MARBLEHEAD — A Marblehead tuna broker has been cleared of federal charges that he orchestrated a scheme to illegally catch and export bluefin tuna. 

Robert Kliss and his Lynn-based business North Atlantic Traders were found not guilty of charges that included conspiracy, smuggling and falsifying records, by a U.S. District Court jury on Friday. 

Kliss, his business and a captain-for-hire, John Cafiero, were indicted in April following a four-year investigation by the National Oceanic and Atmospheric Administration (NOAA) and federal prosecutors. 

The allegations came to the attention of investigators in 2012, after a member of the crew on the famous fishing boat the F/V Hannah Boden came back from a swordfishing trip off the coast of Long Island, New York, and reported to the boat's manager that Cafiero had also been fishing for bluefin. 
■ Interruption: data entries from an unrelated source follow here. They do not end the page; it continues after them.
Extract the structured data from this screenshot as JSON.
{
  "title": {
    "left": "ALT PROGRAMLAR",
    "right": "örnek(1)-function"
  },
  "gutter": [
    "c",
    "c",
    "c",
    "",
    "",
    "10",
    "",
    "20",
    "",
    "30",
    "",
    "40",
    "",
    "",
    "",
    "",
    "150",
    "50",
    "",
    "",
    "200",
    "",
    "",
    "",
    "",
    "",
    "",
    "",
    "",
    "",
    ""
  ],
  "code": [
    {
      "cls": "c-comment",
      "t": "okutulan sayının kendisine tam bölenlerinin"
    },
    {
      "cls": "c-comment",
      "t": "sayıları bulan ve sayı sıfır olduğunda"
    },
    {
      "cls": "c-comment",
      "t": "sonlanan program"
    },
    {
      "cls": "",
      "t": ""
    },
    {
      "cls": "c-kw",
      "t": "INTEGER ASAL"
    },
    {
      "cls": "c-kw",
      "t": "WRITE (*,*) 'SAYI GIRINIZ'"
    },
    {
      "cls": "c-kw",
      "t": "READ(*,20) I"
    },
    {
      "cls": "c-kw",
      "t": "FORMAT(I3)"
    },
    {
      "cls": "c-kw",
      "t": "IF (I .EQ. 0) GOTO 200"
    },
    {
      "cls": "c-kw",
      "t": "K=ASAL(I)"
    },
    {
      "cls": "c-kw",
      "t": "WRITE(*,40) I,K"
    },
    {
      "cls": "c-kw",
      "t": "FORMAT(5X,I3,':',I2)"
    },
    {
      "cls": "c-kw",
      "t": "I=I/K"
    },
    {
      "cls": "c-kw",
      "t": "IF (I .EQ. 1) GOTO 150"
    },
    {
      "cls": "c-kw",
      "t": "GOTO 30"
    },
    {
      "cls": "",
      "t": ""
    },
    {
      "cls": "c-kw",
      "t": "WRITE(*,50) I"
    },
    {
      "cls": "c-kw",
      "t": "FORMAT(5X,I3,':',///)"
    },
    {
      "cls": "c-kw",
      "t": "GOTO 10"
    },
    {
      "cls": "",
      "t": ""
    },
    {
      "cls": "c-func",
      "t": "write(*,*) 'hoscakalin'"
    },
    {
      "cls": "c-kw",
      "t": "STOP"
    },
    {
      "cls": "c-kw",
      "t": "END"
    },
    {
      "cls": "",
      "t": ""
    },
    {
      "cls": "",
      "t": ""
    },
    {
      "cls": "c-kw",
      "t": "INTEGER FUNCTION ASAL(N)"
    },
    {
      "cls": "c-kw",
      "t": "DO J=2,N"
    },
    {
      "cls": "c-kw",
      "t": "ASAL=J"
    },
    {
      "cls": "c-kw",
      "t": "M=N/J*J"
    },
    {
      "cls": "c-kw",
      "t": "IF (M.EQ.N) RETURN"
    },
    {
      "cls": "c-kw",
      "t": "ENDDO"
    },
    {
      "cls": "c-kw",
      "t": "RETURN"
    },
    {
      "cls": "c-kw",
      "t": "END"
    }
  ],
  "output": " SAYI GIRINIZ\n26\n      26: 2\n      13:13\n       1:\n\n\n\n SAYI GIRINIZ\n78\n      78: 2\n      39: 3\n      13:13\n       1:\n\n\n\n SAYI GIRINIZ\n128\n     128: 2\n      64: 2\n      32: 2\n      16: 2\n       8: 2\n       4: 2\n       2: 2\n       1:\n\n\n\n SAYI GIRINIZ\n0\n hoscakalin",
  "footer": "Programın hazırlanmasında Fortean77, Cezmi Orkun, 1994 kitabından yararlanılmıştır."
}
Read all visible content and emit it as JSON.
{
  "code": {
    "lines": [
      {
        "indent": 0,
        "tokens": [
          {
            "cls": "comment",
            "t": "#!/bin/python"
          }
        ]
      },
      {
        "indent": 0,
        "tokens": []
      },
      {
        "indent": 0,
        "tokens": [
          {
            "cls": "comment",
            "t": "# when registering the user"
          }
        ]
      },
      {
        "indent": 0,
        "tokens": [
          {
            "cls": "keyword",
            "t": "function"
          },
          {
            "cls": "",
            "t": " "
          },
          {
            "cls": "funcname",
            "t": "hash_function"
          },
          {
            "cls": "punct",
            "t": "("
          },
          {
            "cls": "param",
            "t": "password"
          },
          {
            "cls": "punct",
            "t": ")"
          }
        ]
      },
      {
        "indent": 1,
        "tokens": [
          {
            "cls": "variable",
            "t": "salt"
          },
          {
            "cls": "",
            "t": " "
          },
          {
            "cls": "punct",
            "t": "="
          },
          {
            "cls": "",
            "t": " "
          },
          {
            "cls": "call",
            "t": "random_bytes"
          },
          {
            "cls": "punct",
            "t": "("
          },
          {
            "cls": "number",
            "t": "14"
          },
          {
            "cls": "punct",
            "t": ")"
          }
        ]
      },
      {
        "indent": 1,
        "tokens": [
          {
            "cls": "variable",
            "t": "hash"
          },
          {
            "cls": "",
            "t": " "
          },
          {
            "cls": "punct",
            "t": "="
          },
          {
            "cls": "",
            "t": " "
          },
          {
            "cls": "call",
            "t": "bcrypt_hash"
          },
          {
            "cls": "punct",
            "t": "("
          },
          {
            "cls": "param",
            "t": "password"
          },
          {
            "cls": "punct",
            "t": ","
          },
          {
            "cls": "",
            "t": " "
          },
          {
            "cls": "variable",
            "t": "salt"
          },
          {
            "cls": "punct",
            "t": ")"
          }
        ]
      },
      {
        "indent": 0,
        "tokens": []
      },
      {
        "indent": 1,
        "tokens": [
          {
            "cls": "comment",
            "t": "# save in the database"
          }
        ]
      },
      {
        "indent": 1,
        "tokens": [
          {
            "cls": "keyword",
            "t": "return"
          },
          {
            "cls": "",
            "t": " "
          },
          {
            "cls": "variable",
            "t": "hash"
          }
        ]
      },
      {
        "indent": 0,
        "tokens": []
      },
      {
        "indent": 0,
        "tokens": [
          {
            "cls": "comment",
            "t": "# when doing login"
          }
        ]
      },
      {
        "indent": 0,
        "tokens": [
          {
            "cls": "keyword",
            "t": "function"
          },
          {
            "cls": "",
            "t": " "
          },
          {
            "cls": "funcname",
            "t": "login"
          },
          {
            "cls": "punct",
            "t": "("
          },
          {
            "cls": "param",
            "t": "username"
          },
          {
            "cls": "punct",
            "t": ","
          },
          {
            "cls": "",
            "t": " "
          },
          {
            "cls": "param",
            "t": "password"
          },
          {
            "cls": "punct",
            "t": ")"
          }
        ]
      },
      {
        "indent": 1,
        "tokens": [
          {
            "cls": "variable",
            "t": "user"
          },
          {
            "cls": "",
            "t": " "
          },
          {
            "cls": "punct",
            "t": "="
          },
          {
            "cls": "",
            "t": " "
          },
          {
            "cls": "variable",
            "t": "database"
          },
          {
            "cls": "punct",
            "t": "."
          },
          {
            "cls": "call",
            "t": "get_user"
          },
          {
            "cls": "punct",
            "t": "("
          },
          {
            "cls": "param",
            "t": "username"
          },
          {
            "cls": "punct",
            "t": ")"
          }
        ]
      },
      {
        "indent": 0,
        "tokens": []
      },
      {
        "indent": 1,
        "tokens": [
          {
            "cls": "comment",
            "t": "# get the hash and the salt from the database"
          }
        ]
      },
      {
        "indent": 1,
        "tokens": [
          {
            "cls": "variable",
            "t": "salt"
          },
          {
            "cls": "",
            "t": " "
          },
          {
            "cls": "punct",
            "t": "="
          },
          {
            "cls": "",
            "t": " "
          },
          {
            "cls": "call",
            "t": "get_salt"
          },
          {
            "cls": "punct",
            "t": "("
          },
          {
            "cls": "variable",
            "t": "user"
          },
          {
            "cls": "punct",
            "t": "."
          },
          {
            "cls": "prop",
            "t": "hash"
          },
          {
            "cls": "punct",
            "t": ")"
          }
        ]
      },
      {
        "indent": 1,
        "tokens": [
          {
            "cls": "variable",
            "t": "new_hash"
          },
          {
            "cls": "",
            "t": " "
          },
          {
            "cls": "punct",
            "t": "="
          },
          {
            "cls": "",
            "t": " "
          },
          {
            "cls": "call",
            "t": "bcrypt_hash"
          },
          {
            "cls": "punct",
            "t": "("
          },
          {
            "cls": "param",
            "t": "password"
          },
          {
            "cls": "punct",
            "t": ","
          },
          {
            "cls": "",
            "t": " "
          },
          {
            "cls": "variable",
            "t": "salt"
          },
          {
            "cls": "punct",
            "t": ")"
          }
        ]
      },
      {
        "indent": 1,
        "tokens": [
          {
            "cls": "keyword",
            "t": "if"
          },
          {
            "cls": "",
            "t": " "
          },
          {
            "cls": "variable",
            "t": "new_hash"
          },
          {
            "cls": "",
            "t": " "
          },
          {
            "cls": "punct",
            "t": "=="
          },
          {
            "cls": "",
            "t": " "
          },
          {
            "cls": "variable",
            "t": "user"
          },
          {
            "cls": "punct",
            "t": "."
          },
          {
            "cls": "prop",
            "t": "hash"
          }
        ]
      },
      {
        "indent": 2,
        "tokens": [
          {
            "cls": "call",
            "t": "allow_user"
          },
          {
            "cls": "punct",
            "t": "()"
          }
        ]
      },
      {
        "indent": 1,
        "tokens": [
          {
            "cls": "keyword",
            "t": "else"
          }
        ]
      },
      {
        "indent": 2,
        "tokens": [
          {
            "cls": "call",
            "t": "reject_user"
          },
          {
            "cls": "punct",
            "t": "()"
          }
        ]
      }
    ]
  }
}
That would have been illegal, since catch limits for bluefin tuna had already been reached months earlier. Investigators were also told that Cafiero had caught more than the three-tuna-a day limit that would have been in effect if the catch limits hadn't already been reached. The fish were then moved to other boats to elude detection.  

Investigators were told by other fishermen in New York that the bluefin tuna were being moved onto a truck bearing the name of North Atlantic Traders. 

Investigators alleged that Kliss then arranged to export the tuna to Japan, netting $135,000 from the sales. 

One of the New York fishermen who was a government witness, Michael Papajohn, pleaded guilty in New York to a misdemeanor charge involving violating fishing regulations in 2015. During that proceeding, Papajohn stipulated that he and Kliss had never discussed the status of any fishing permits — something Kliss's attorneys discovered on the eve of trial. 

Prosecutors were preparing to elicit testimony at trial to the effect that Papajohn and Kliss had specifically discussed the lack of a New York permit and that Kliss purportedly had said they would rely on his Massachusetts permit. Judge William Young barred prosecutors from eliciting that testimony. 

During the trial, lawyers for Kliss and his firm also elicited testimony from witnesses who said they were pressured into implicating Kliss and his firm, said Kliss's attorney, Barry Pollack, in announcing the verdict. 

Charges against two witnesses were reduced to misdemeanors. Two other witnesses became part of a confidential informant program. 

"The jury could see how federal agents pressured witnesses to make exaggerated statements and engaged in other misconduct," said Pollack in a press release. 

Pollack also had evidence that Kliss was in British Columbia at the time he was allegedly conducting part of the scheme. 

Cafiero, the captain, pleaded guilty to two counts in the case prior to trial and is scheduled to be sentenced in November. 

Courts reporter Julie Manganis can be reached at 978-338-2521, by email at jmanganis@salemnews.com or on Twitter at @SNJulieManganis.